[Data provided]

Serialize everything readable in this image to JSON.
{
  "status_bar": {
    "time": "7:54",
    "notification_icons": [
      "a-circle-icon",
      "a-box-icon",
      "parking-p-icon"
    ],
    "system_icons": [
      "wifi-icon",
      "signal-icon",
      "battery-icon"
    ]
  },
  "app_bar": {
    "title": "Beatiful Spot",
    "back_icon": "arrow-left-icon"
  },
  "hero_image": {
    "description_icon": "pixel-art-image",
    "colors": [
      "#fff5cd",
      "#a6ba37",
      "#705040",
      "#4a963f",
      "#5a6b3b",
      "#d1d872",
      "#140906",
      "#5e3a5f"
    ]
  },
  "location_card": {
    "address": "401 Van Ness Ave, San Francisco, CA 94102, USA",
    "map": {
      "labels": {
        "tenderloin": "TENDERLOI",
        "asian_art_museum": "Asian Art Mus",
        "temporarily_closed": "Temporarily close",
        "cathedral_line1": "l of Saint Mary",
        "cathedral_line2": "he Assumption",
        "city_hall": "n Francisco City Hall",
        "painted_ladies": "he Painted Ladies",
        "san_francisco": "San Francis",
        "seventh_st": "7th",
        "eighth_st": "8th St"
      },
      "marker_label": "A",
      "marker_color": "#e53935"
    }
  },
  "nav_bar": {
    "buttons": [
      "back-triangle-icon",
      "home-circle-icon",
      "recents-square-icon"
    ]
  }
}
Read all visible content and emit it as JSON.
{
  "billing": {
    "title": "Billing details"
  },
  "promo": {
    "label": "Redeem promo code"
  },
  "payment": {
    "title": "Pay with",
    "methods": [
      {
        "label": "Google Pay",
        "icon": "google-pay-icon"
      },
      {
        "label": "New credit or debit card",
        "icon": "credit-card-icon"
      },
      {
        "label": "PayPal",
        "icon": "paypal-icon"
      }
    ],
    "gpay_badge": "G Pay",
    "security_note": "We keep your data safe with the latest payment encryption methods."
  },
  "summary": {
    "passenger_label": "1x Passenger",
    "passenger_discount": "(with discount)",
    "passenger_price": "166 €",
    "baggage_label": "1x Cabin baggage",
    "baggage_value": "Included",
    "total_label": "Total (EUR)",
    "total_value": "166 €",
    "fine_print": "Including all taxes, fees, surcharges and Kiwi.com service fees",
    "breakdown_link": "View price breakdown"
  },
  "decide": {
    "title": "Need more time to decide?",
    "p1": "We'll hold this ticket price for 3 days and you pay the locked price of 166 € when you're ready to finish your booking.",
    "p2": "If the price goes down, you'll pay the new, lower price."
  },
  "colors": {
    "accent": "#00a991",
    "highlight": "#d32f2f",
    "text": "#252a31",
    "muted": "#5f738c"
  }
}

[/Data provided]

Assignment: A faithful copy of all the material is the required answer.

Response to the task:
Serialize everything readable in this image to JSON.
{
  "status_bar": {
    "time": "7:54",
    "notification_icons": [
      "a-circle-icon",
      "a-box-icon",
      "parking-p-icon"
    ],
    "system_icons": [
      "wifi-icon",
      "signal-icon",
      "battery-icon"
    ]
  },
  "app_bar": {
    "title": "Beatiful Spot",
    "back_icon": "arrow-left-icon"
  },
  "hero_image": {
    "description_icon": "pixel-art-image",
    "colors": [
      "#fff5cd",
      "#a6ba37",
      "#705040",
      "#4a963f",
      "#5a6b3b",
      "#d1d872",
      "#140906",
      "#5e3a5f"
    ]
  },
  "location_card": {
    "address": "401 Van Ness Ave, San Francisco, CA 94102, USA",
    "map": {
      "labels": {
        "tenderloin": "TENDERLOI",
        "asian_art_museum": "Asian Art Mus",
        "temporarily_closed": "Temporarily close",
        "cathedral_line1": "l of Saint Mary",
        "cathedral_line2": "he Assumption",
        "city_hall": "n Francisco City Hall",
        "painted_ladies": "he Painted Ladies",
        "san_francisco": "San Francis",
        "seventh_st": "7th",
        "eighth_st": "8th St"
      },
      "marker_label": "A",
      "marker_color": "#e53935"
    }
  },
  "nav_bar": {
    "buttons": [
      "back-triangle-icon",
      "home-circle-icon",
      "recents-square-icon"
    ]
  }
}
Read all visible content and emit it as JSON.
{
  "billing": {
    "title": "Billing details"
  },
  "promo": {
    "label": "Redeem promo code"
  },
  "payment": {
    "title": "Pay with",
    "methods": [
      {
        "label": "Google Pay",
        "icon": "google-pay-icon"
      },
      {
        "label": "New credit or debit card",
        "icon": "credit-card-icon"
      },
      {
        "label": "PayPal",
        "icon": "paypal-icon"
      }
    ],
    "gpay_badge": "G Pay",
    "security_note": "We keep your data safe with the latest payment encryption methods."
  },
  "summary": {
    "passenger_label": "1x Passenger",
    "passenger_discount": "(with discount)",
    "passenger_price": "166 €",
    "baggage_label": "1x Cabin baggage",
    "baggage_value": "Included",
    "total_label": "Total (EUR)",
    "total_value": "166 €",
    "fine_print": "Including all taxes, fees, surcharges and Kiwi.com service fees",
    "breakdown_link": "View price breakdown"
  },
  "decide": {
    "title": "Need more time to decide?",
    "p1": "We'll hold this ticket price for 3 days and you pay the locked price of 166 € when you're ready to finish your booking.",
    "p2": "If the price goes down, you'll pay the new, lower price."
  },
  "colors": {
    "accent": "#00a991",
    "highlight": "#d32f2f",
    "text": "#252a31",
    "muted": "#5f738c"
  }
}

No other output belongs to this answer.